The Japanese government approved a further annual increase last December1 defense spending (eighth consecutive year) for the purchase of stealth aircraft, interceptor missiles and other equipment.
The defense budget for fiscal 2020, after this further measure by parliament (dominated by Prime Minister Shinzo Abe's Liberal Democratic Party), will rise by 1,1% to reach 5,31 trillion yen (47,6 billions of dollars)2.
What else would be the norm, even more so if surrounded by bulky neighbors such as China and North Korea, is much less so for the Rising Sun, whose Constitution, written four-handed with the United States, expressly prohibits the use of the force for the resolution of disputes, relegating to the military instrument only a purely defensive use (the armed forces are called Self-defense forces, SDF).
Nonetheless, Japan remains, in proportion, among the states that most spend in the world for defense: in less than a decade, the appropriations have increased by almost 15% (but never exceeding 1% of GDP).
In a recent interview with the Financial Times, the defense minister, Taro Kono, linked the arms race to "global anxiety" resulting from Chinese politics.
A fear that justifies the allocation of ever new resources in advanced air defense capabilities and the acquisition of naval and land weapons and equipment.
"We are putting in place a highly effective defense capability, both in terms of strengthening our ability to manage the national security environment and efficient expenditure management3", he always told FT Yoshihide Suga, head of cabinet of the Tokyo Ministry of Defense, some time ago.
With this latest budget measure, Japan in 2020 will purchase nine F-35 fighters from the United States at a cost of 107,4 billion yen (the first six in the STOL version), capable of operating from small aircraft carriers and short landing strips .
An unknown number of aircraft will be supplied for maritime patrol and refueling in flight to be linked to the strengthening of deterrence capacity on the Senkaku islands4, long disputed with Beijing.
The 2020 budget also allocates 28 billion yen for the first time for a new national hunting program that is expected to replace the F2 that is nearing the end of its career (by 2035).
The Trump administration is pushing for the choice as partner of an American company instead of BAE Systems, with which there would be existing contacts; however, the option to develop and produce the new aircraft at home is open.
The Japanese rearmament policy is the daughter of the "Abe doctrine", which provides for the strengthening of military capabilities on multiple operational domains5 (cross domain capability), also in response to the growing requests of the American ally, essentially motivated by practical reasons, such as the possibility of cooperating "on an equal footing" with a credible and efficient ally in the Pacific and in the Chinese sea; and, commercially, the opening for the immense American production capacity of a new market.
Prime Minister Abe, as they said, is the architect of the new Japanese defense policy.
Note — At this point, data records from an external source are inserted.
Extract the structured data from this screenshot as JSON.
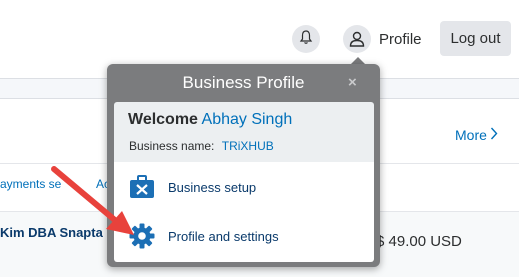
{
  "header": {
    "notifications_icon": "bell-icon",
    "profile_label": "Profile",
    "profile_icon": "user-icon",
    "logout_label": "Log out"
  },
  "card": {
    "more_label": "More",
    "tabs": [
      "ayments se",
      "Ac"
    ],
    "row": {
      "name": "Kim DBA Snapta",
      "amount": "-$ 49.00 USD"
    }
  },
  "popup": {
    "title": "Business Profile",
    "close_label": "×",
    "welcome_label": "Welcome",
    "user_name": "Abhay Singh",
    "business_name_label": "Business name:",
    "business_name_value": "TRiXHUB",
    "menu": [
      {
        "label": "Business setup",
        "icon": "toolbox-icon"
      },
      {
        "label": "Profile and settings",
        "icon": "gear-icon"
      }
    ]
  },
  "colors": {
    "accent": "#0070ba",
    "dark_link": "#0a3a6b",
    "popup_bg": "#7b7c7e",
    "annotation_arrow": "#e8423c"
  }
}
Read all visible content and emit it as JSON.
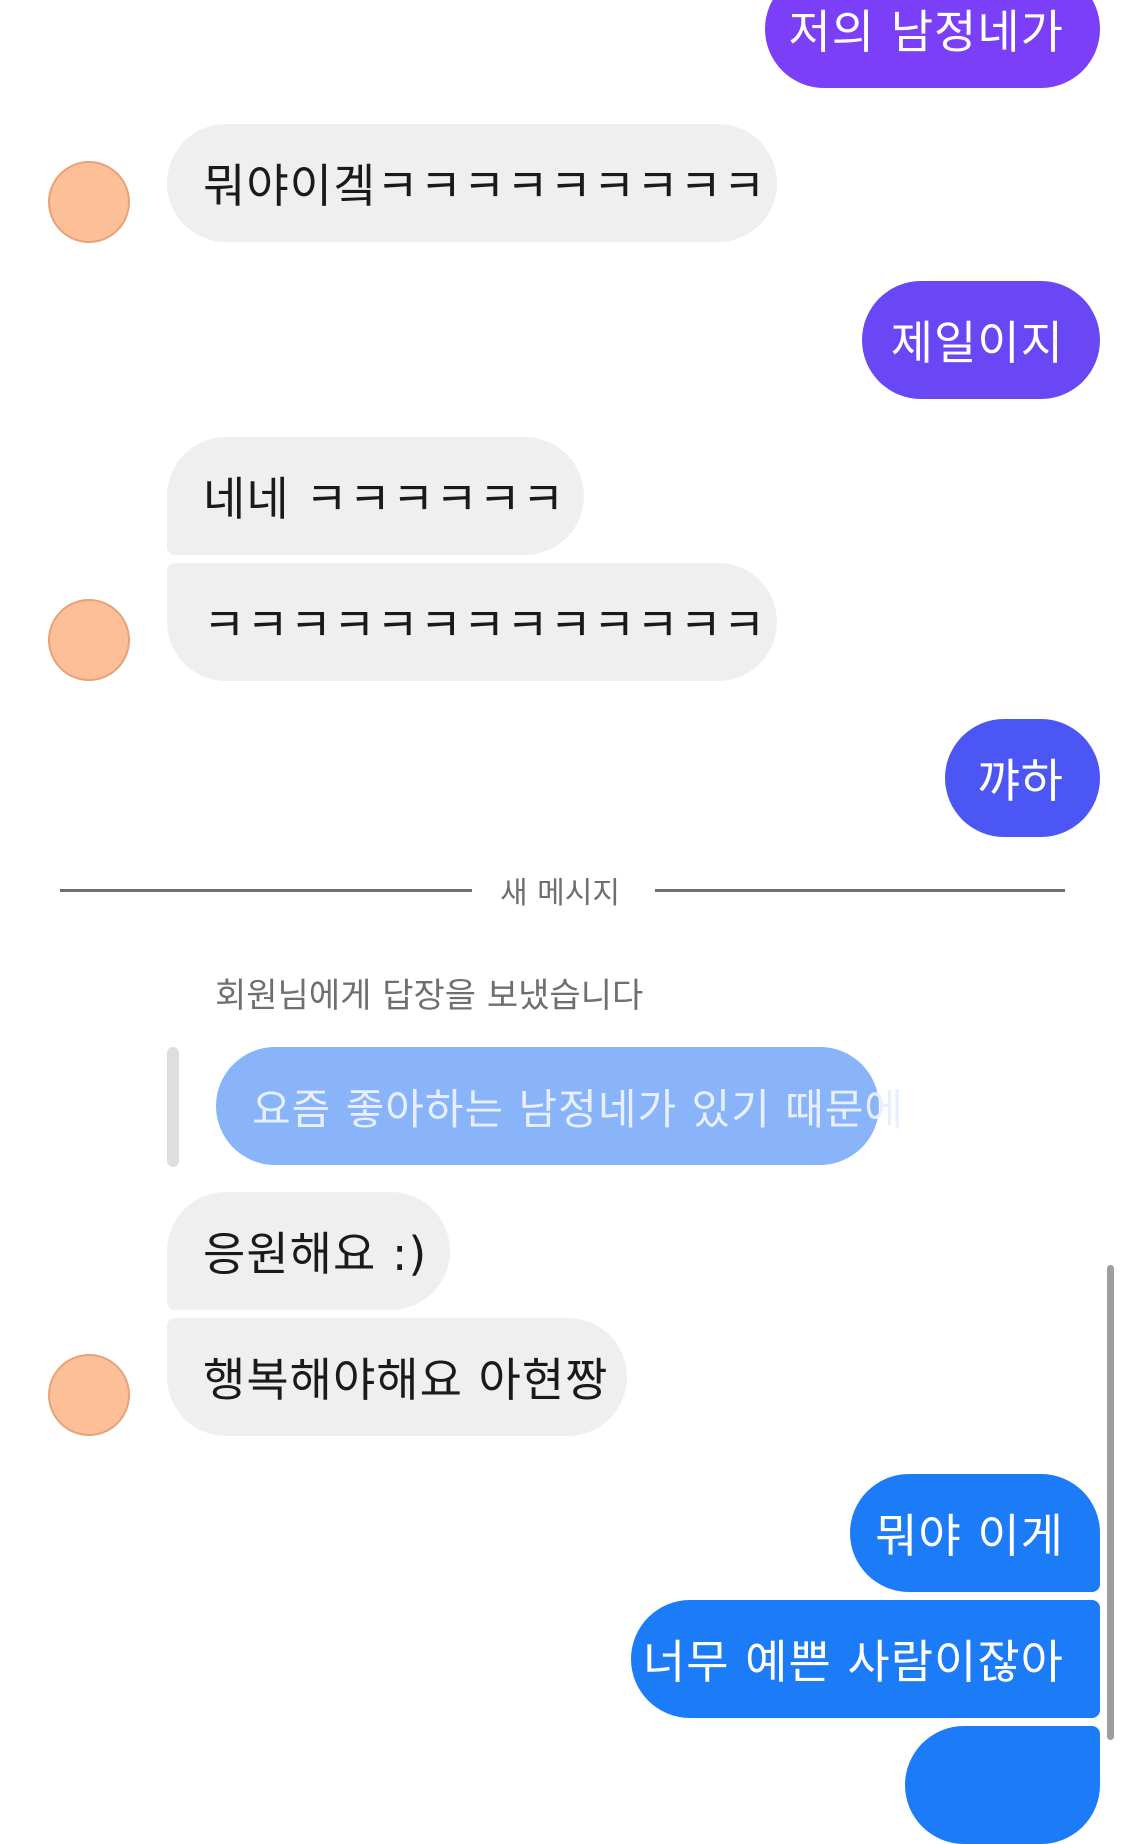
{
  "colors": {
    "outgoing_purple_dark": "#7b3ff7",
    "outgoing_purple": "#6a47f5",
    "outgoing_indigo": "#4c56f5",
    "outgoing_blue": "#1c7bf7",
    "incoming_gray": "#efefef",
    "reply_preview_blue": "#89b4fa",
    "avatar_peach": "#fcbf98"
  },
  "messages": {
    "m1": "저의 남정네가",
    "m2": "뭐야이겤ㅋㅋㅋㅋㅋㅋㅋㅋㅋ",
    "m3": "제일이지",
    "m4": "네네 ㅋㅋㅋㅋㅋㅋ",
    "m5": "ㅋㅋㅋㅋㅋㅋㅋㅋㅋㅋㅋㅋㅋ",
    "m6": "꺄하",
    "m7": "응원해요 :)",
    "m8": "행복해야해요 아현짱",
    "m9": "뭐야 이게",
    "m10": "너무 예쁜 사람이잖아"
  },
  "divider": {
    "label": "새 메시지"
  },
  "reply": {
    "caption": "회원님에게 답장을 보냈습니다",
    "quoted_text": "요즘 좋아하는 남정네가 있기 때문에"
  }
}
From 20136 established the Security Council and launched the National Security Strategy, which together represent the architraves of the renewed Japanese defense posture.
Always to him it is necessary to attribute the increase, in all these years, of military and military expenses reinterpretation, in 2016, by the Diet (the legislative body of Japan, ed), of article IX of the Constitution which sanctions the country's right to exercise the right of collective defense.
In the area of cross domains operations, there are three defense priorities.
First, theouter space, the deep space, to which Tokyo has allocated for 2020, about 50,6 billion yen, to be spent to build a full operational capacity in the field of satellite communications, the collection and evaluation of information (satellite images) and self-defense missile (an additional budget of 52,3 billion yen has been dedicated to the latter). In this context, Japan is the first nation to cooperate militarily with the US in the space sector.
Then there is the sector of cyber security, to which 25,6 billion yen have been allocated. In addition to the establishment of a new "cyber protection unit" within the Earth's self-defense force (GSDF), an impetus will be given, through close cooperation with the US Cyber Command, to the use of artificial intelligence in defense cyber, the security of networked devices and the consolidation of individual professional skills.
Finally, defense capabilities will be strengthened in the "electromagnetic domain" with 15 billion yen earmarked for the development of an "Electronic Warfare Aircraft Stand-off" and an additional 3,8 billion to conduct research on an "Anti-air Electronic Warfare Device" with the task of neutralizing the radars of enemy planes with radio waves emitted from the ground.
Three F-35A fighter aircraft will also be acquired for 28,1 billion yen (another 37,4 billion will be used for their maintenance); six F-35B fighters for 79,3 billion yen (23,5 billion for maintenance); and a "Network Electronic Warfare System" to analyze signals and block communication (10 billion).
The SDF plans to strengthen in the field of Intelligence, Surveillance and Reconnaissance (ISR) and in that of "global air defense and missile capability".
Photo: JMSDF / US Department of State / Japan Ministry of Defense / US Air Force